Strip out the pictures and output each remaining line of the data word for word.

* * * * * * *

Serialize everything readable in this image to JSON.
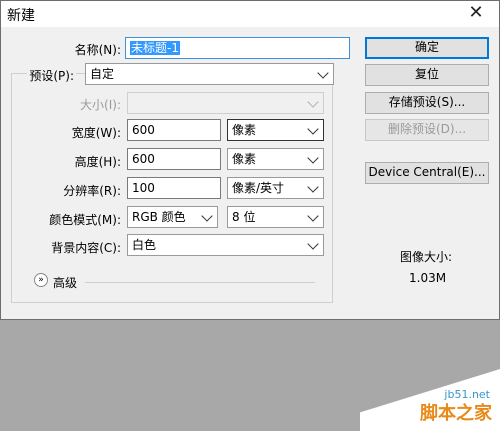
{
  "window": {
    "title": "新建",
    "close_glyph": "✕"
  },
  "form": {
    "name_label": "名称(N):",
    "name_value": "未标题-1",
    "preset_label": "预设(P):",
    "preset_value": "自定",
    "size_label": "大小(I):",
    "size_value": "",
    "width_label": "宽度(W):",
    "width_value": "600",
    "width_unit": "像素",
    "height_label": "高度(H):",
    "height_value": "600",
    "height_unit": "像素",
    "resolution_label": "分辨率(R):",
    "resolution_value": "100",
    "resolution_unit": "像素/英寸",
    "color_mode_label": "颜色模式(M):",
    "color_mode_value": "RGB 颜色",
    "bit_depth_value": "8 位",
    "background_label": "背景内容(C):",
    "background_value": "白色",
    "advanced_label": "高级",
    "advanced_icon_glyph": "»"
  },
  "buttons": {
    "ok": "确定",
    "reset": "复位",
    "save_preset": "存储预设(S)...",
    "delete_preset": "删除预设(D)...",
    "device_central": "Device Central(E)..."
  },
  "image_size": {
    "label": "图像大小:",
    "value": "1.03M"
  },
  "watermark": {
    "url": "jb51.net",
    "brand": "脚本之家"
  }
}
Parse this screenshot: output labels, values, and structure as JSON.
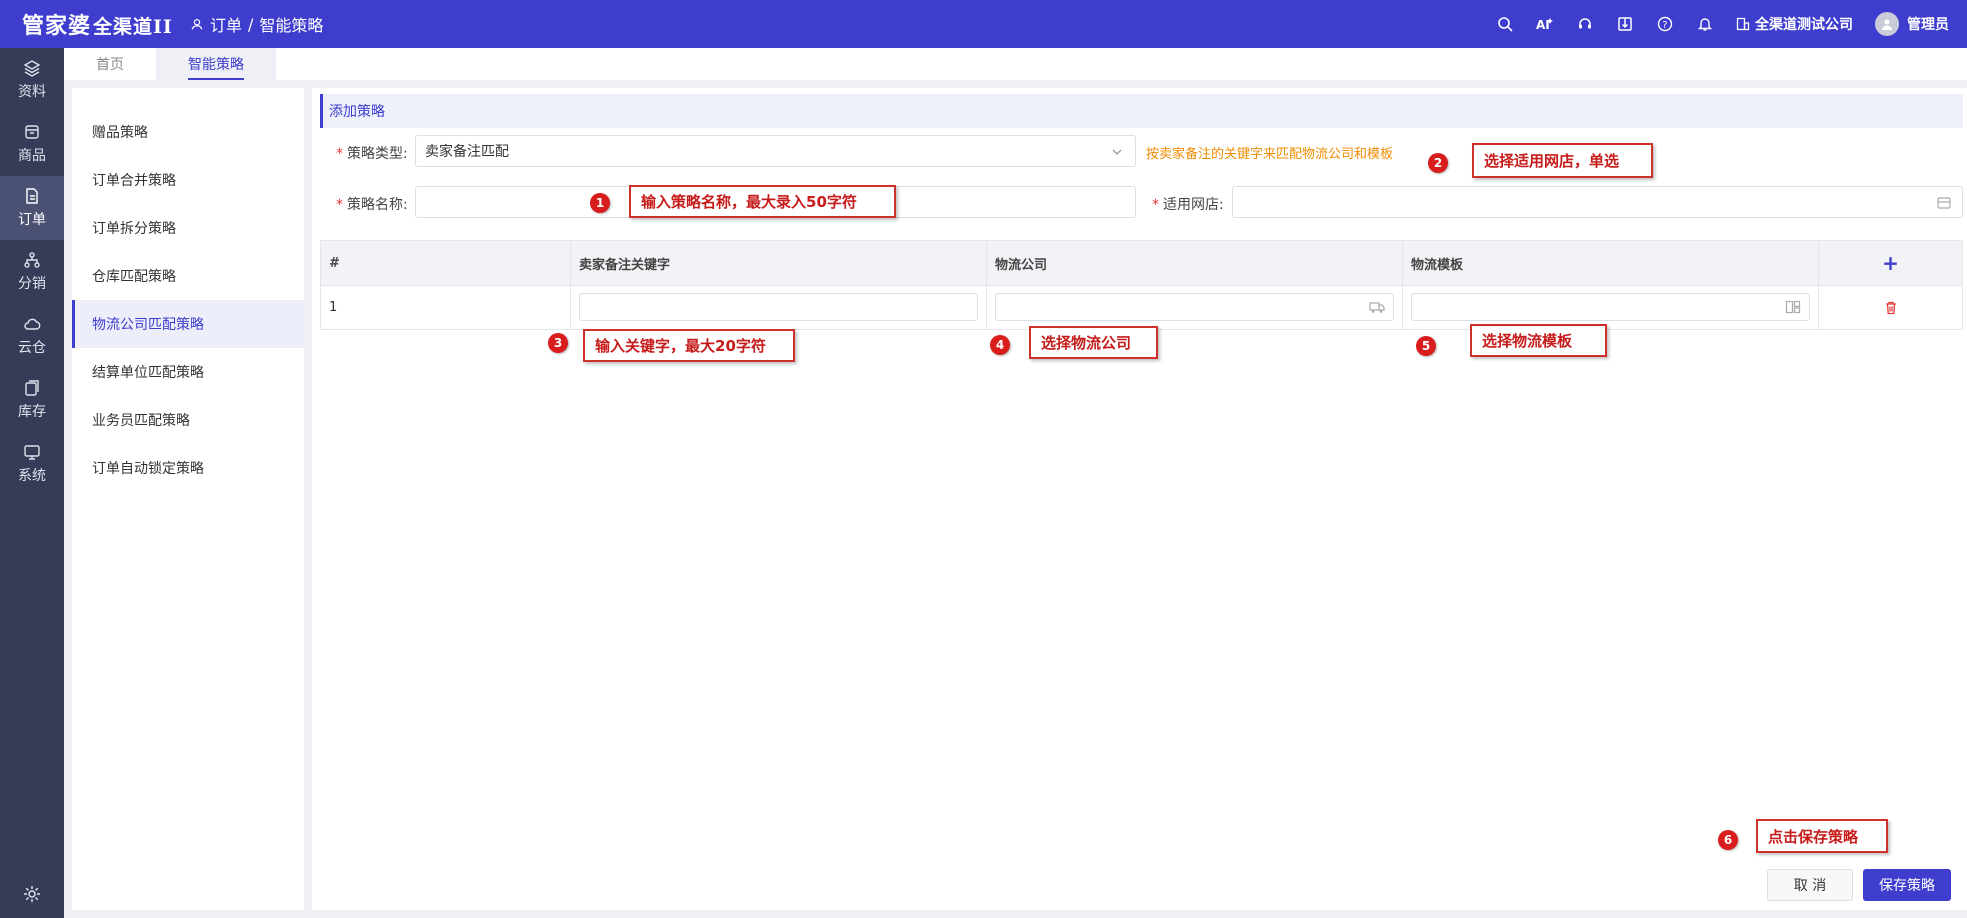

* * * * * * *

**Exercise result**
Serialize everything readable in this image to JSON.
{
  "window": {
    "title": "新建",
    "close_glyph": "✕"
  },
  "form": {
    "name_label": "名称(N):",
    "name_value": "未标题-1",
    "preset_label": "预设(P):",
    "preset_value": "自定",
    "size_label": "大小(I):",
    "size_value": "",
    "width_label": "宽度(W):",
    "width_value": "600",
    "width_unit": "像素",
    "height_label": "高度(H):",
    "height_value": "600",
    "height_unit": "像素",
    "resolution_label": "分辨率(R):",
    "resolution_value": "100",
    "resolution_unit": "像素/英寸",
    "color_mode_label": "颜色模式(M):",
    "color_mode_value": "RGB 颜色",
    "bit_depth_value": "8 位",
    "background_label": "背景内容(C):",
    "background_value": "白色",
    "advanced_label": "高级",
    "advanced_icon_glyph": "»"
  },
  "buttons": {
    "ok": "确定",
    "reset": "复位",
    "save_preset": "存储预设(S)...",
    "delete_preset": "删除预设(D)...",
    "device_central": "Device Central(E)..."
  },
  "image_size": {
    "label": "图像大小:",
    "value": "1.03M"
  },
  "watermark": {
    "url": "jb51.net",
    "brand": "脚本之家"
  }
}
Parse this screenshot: output labels, values, and structure as JSON.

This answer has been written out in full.